**WORK REQUEST:** Please count the lines in these records that contain "Arquitetura" and give only that count.

= Beginning of Section =

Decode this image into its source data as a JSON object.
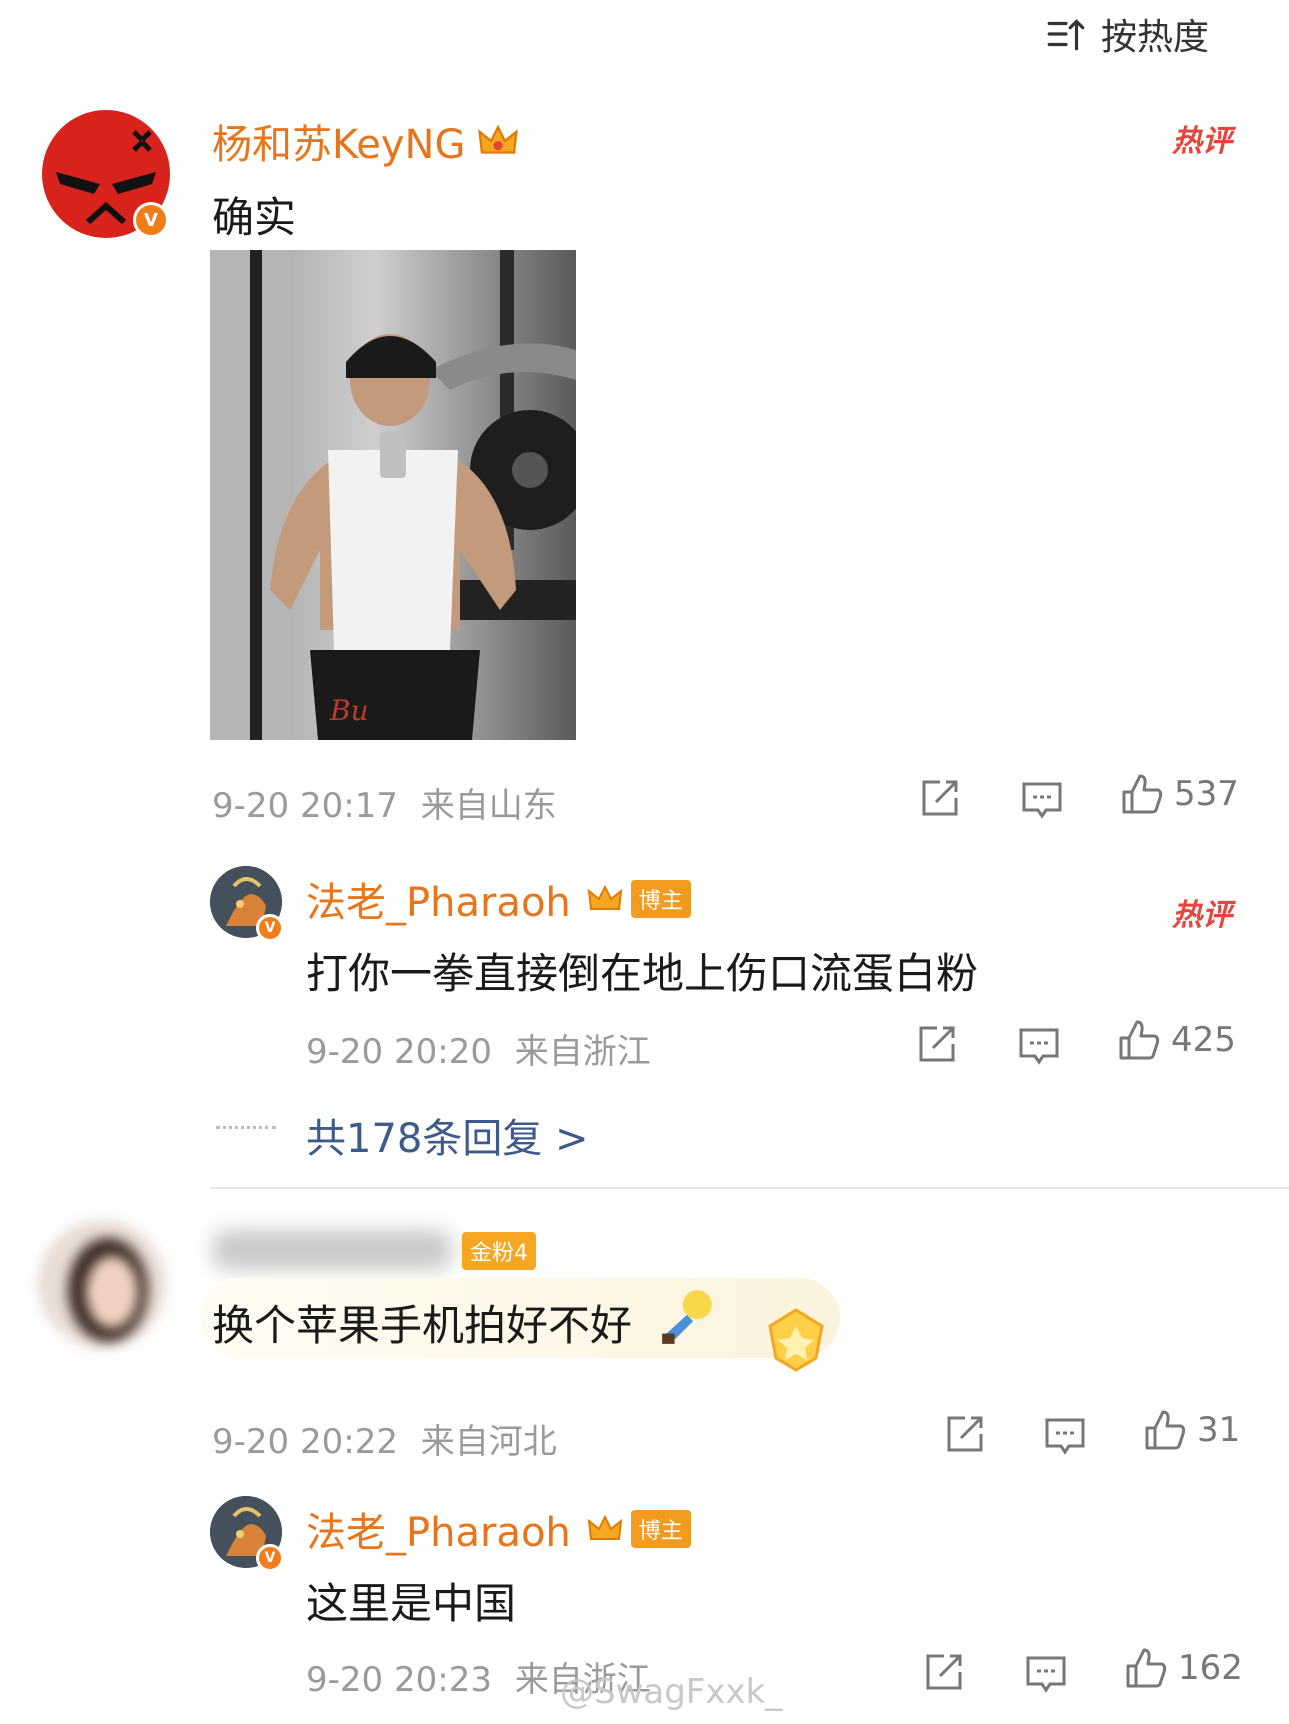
{
  "sort": {
    "label": "按热度"
  },
  "comment1": {
    "username": "杨和苏KeyNG",
    "hot_badge": "热评",
    "text": "确实",
    "time": "9-20 20:17",
    "location": "来自山东",
    "likes": "537",
    "sub_reply": {
      "username": "法老_Pharaoh",
      "role_badge": "博主",
      "hot_badge": "热评",
      "text": "打你一拳直接倒在地上伤口流蛋白粉",
      "time": "9-20 20:20",
      "location": "来自浙江",
      "likes": "425"
    },
    "more_replies": "共178条回复 >"
  },
  "comment2": {
    "fan_badge": "金粉4",
    "text": "换个苹果手机拍好不好",
    "time": "9-20 20:22",
    "location": "来自河北",
    "likes": "31",
    "sub_reply": {
      "username": "法老_Pharaoh",
      "role_badge": "博主",
      "text": "这里是中国",
      "time": "9-20 20:23",
      "location": "来自浙江",
      "likes": "162"
    }
  },
  "watermark": "@SwagFxxk_",
  "colors": {
    "username": "#e8751a",
    "link": "#3e5a8a",
    "hot": "#e3463a",
    "meta": "#9a9a9a",
    "badge": "#f29b1e"
  }
}
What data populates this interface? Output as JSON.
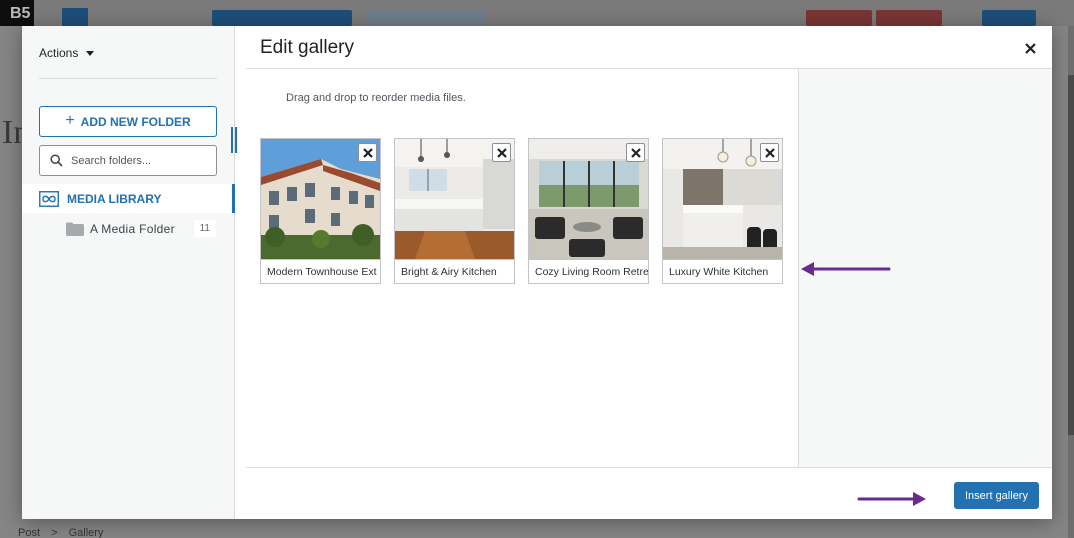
{
  "editor": {
    "logo": "B5",
    "breadcrumb": [
      "Post",
      ">",
      "Gallery"
    ],
    "big_text": "In"
  },
  "sidebar": {
    "actions_label": "Actions",
    "add_folder_label": "ADD NEW FOLDER",
    "search_placeholder": "Search folders...",
    "media_library_label": "MEDIA LIBRARY",
    "folders": [
      {
        "label": "A Media Folder",
        "count": "11"
      }
    ]
  },
  "modal": {
    "title": "Edit gallery",
    "drag_hint": "Drag and drop to reorder media files.",
    "insert_label": "Insert gallery"
  },
  "gallery": [
    {
      "caption": "Modern Townhouse Ext"
    },
    {
      "caption": "Bright & Airy Kitchen"
    },
    {
      "caption": "Cozy Living Room Retre"
    },
    {
      "caption": "Luxury White Kitchen"
    }
  ],
  "colors": {
    "accent": "#2271b1",
    "annotation": "#6a2a8f"
  },
  "icons": {
    "close": "close-icon",
    "remove": "remove-icon",
    "folder": "folder-icon",
    "search": "search-icon",
    "media_library": "media-library-icon"
  }
}
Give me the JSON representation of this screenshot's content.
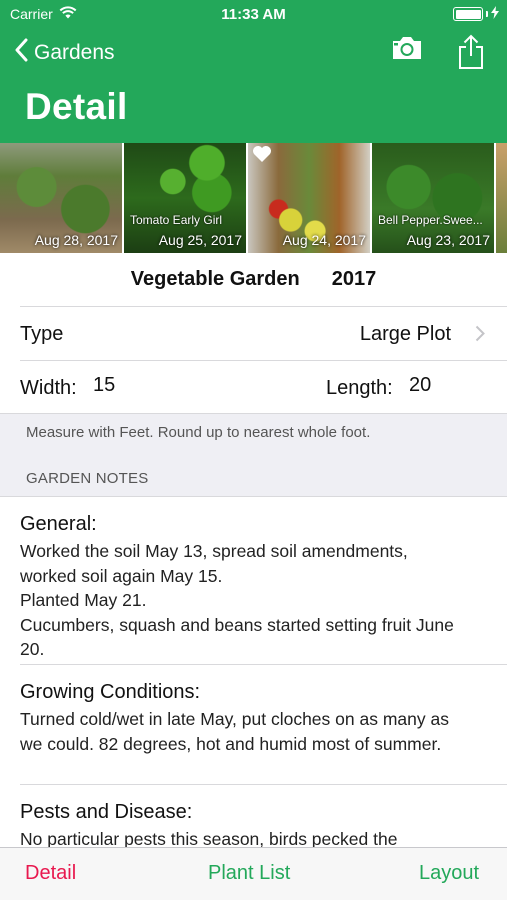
{
  "status": {
    "carrier": "Carrier",
    "time": "11:33 AM"
  },
  "nav": {
    "back_label": "Gardens",
    "title": "Detail",
    "camera_icon": "camera-icon",
    "share_icon": "share-icon"
  },
  "photos": [
    {
      "caption": "",
      "date": "Aug 28, 2017"
    },
    {
      "caption": "Tomato Early Girl",
      "date": "Aug 25, 2017"
    },
    {
      "caption": "",
      "date": "Aug 24, 2017",
      "favorite": true
    },
    {
      "caption": "Bell Pepper.Swee...",
      "date": "Aug 23, 2017"
    }
  ],
  "garden": {
    "name": "Vegetable Garden",
    "year": "2017"
  },
  "type": {
    "label": "Type",
    "value": "Large Plot"
  },
  "dimensions": {
    "width_label": "Width:",
    "width_value": "15",
    "length_label": "Length:",
    "length_value": "20"
  },
  "hint": "Measure with Feet. Round up to nearest whole foot.",
  "notes_header": "GARDEN NOTES",
  "notes": [
    {
      "title": "General:",
      "body": "Worked the soil May 13, spread soil amendments,\nworked soil again May 15.\nPlanted May 21.\nCucumbers, squash and beans started setting fruit June\n20."
    },
    {
      "title": "Growing Conditions:",
      "body": "Turned cold/wet in late May, put cloches on as many as\nwe could. 82 degrees, hot and humid most of summer."
    },
    {
      "title": "Pests and Disease:",
      "body": "No particular pests this season, birds pecked the"
    }
  ],
  "tabs": [
    {
      "label": "Detail",
      "active": true
    },
    {
      "label": "Plant List",
      "active": false
    },
    {
      "label": "Layout",
      "active": false
    }
  ],
  "colors": {
    "brand_green": "#23a85a",
    "active_tab": "#e8194f",
    "tab_green": "#23a85a"
  }
}
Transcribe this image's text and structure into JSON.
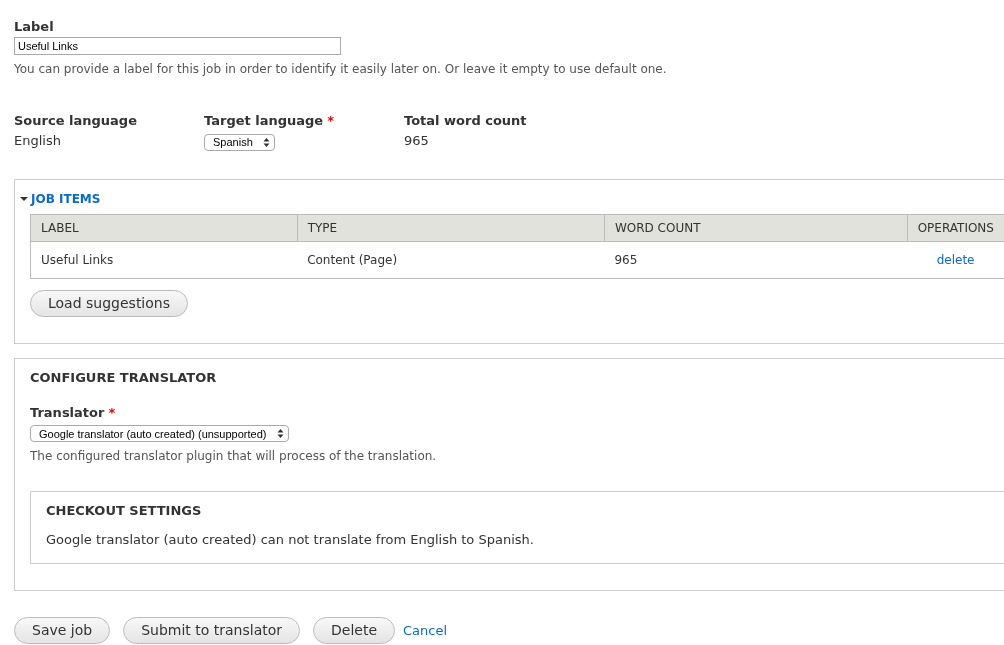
{
  "label_field": {
    "label": "Label",
    "value": "Useful Links",
    "description": "You can provide a label for this job in order to identify it easily later on. Or leave it empty to use default one."
  },
  "languages": {
    "source": {
      "label": "Source language",
      "value": "English"
    },
    "target": {
      "label": "Target language",
      "required_mark": "*",
      "value": "Spanish"
    },
    "word_count": {
      "label": "Total word count",
      "value": "965"
    }
  },
  "job_items": {
    "title": "JOB ITEMS",
    "expanded": true,
    "table": {
      "columns": [
        "LABEL",
        "TYPE",
        "WORD COUNT",
        "OPERATIONS"
      ],
      "rows": [
        {
          "label": "Useful Links",
          "type": "Content (Page)",
          "word_count": "965",
          "operation": "delete"
        }
      ]
    },
    "button": "Load suggestions"
  },
  "configure_translator": {
    "title": "CONFIGURE TRANSLATOR",
    "translator": {
      "label": "Translator",
      "required_mark": "*",
      "value": "Google translator (auto created) (unsupported)",
      "description": "The configured translator plugin that will process of the translation."
    },
    "checkout": {
      "title": "CHECKOUT SETTINGS",
      "message": "Google translator (auto created) can not translate from English to Spanish."
    }
  },
  "actions": [
    {
      "kind": "button",
      "label": "Save job"
    },
    {
      "kind": "button",
      "label": "Submit to translator"
    },
    {
      "kind": "button",
      "label": "Delete"
    },
    {
      "kind": "link",
      "label": "Cancel"
    }
  ]
}
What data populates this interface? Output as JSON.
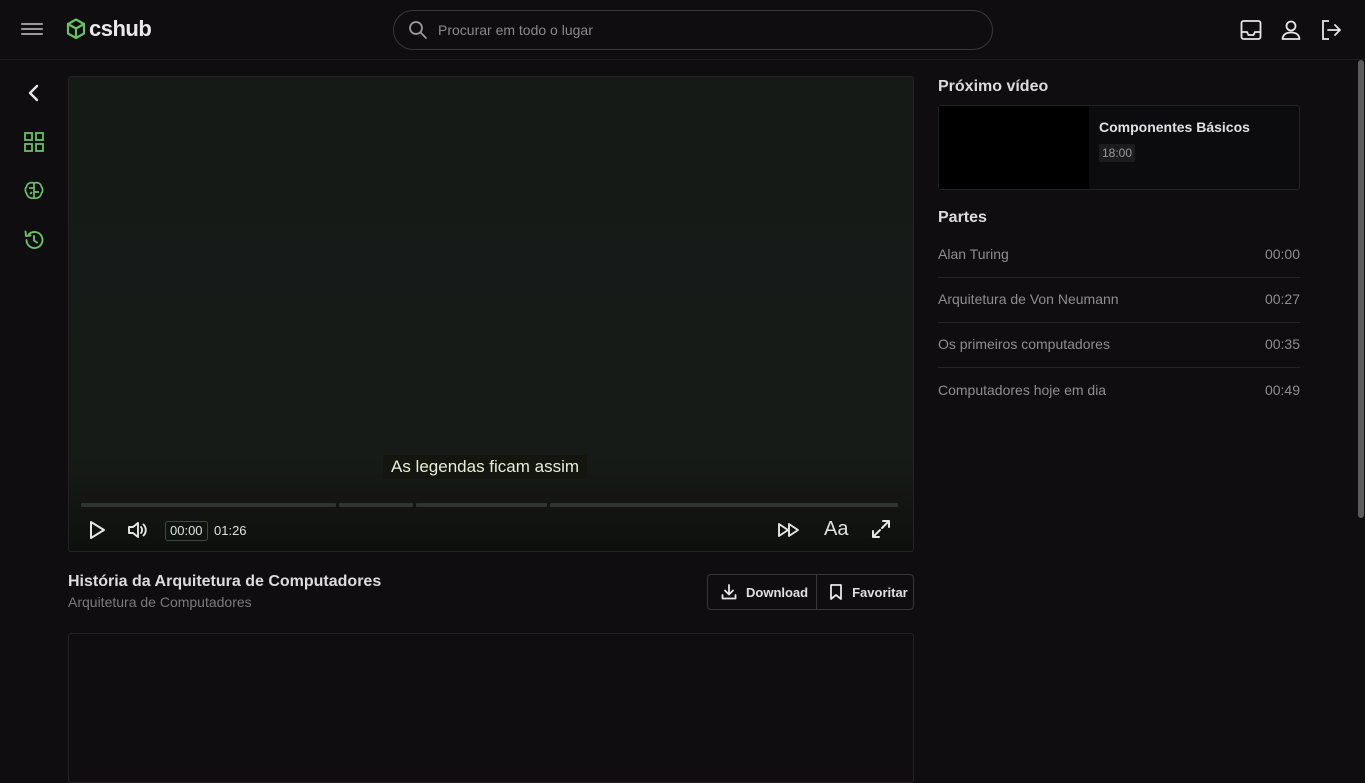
{
  "header": {
    "logo_text": "cshub",
    "search_placeholder": "Procurar em todo o lugar",
    "icons": [
      "inbox-icon",
      "user-icon",
      "logout-icon"
    ]
  },
  "sidebar": {
    "icons": [
      "chevron-left-icon",
      "grid-icon",
      "brain-icon",
      "history-icon"
    ]
  },
  "player": {
    "caption": "As legendas ficam assim",
    "current_time": "00:00",
    "total_time": "01:26",
    "captions_label": "Aa",
    "chapter_segments": [
      0.315,
      0.092,
      0.162,
      0.431
    ]
  },
  "video": {
    "title": "História da Arquitetura de Computadores",
    "subtitle": "Arquitetura de Computadores",
    "download_label": "Download",
    "favorite_label": "Favoritar"
  },
  "next": {
    "heading": "Próximo vídeo",
    "title": "Componentes Básicos",
    "duration": "18:00"
  },
  "parts": {
    "heading": "Partes",
    "items": [
      {
        "name": "Alan Turing",
        "time": "00:00"
      },
      {
        "name": "Arquitetura de Von Neumann",
        "time": "00:27"
      },
      {
        "name": "Os primeiros computadores",
        "time": "00:35"
      },
      {
        "name": "Computadores hoje em dia",
        "time": "00:49"
      }
    ]
  },
  "colors": {
    "accent": "#6abf69",
    "background": "#0f0d10"
  }
}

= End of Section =

**YOUR SOLUTION:** 3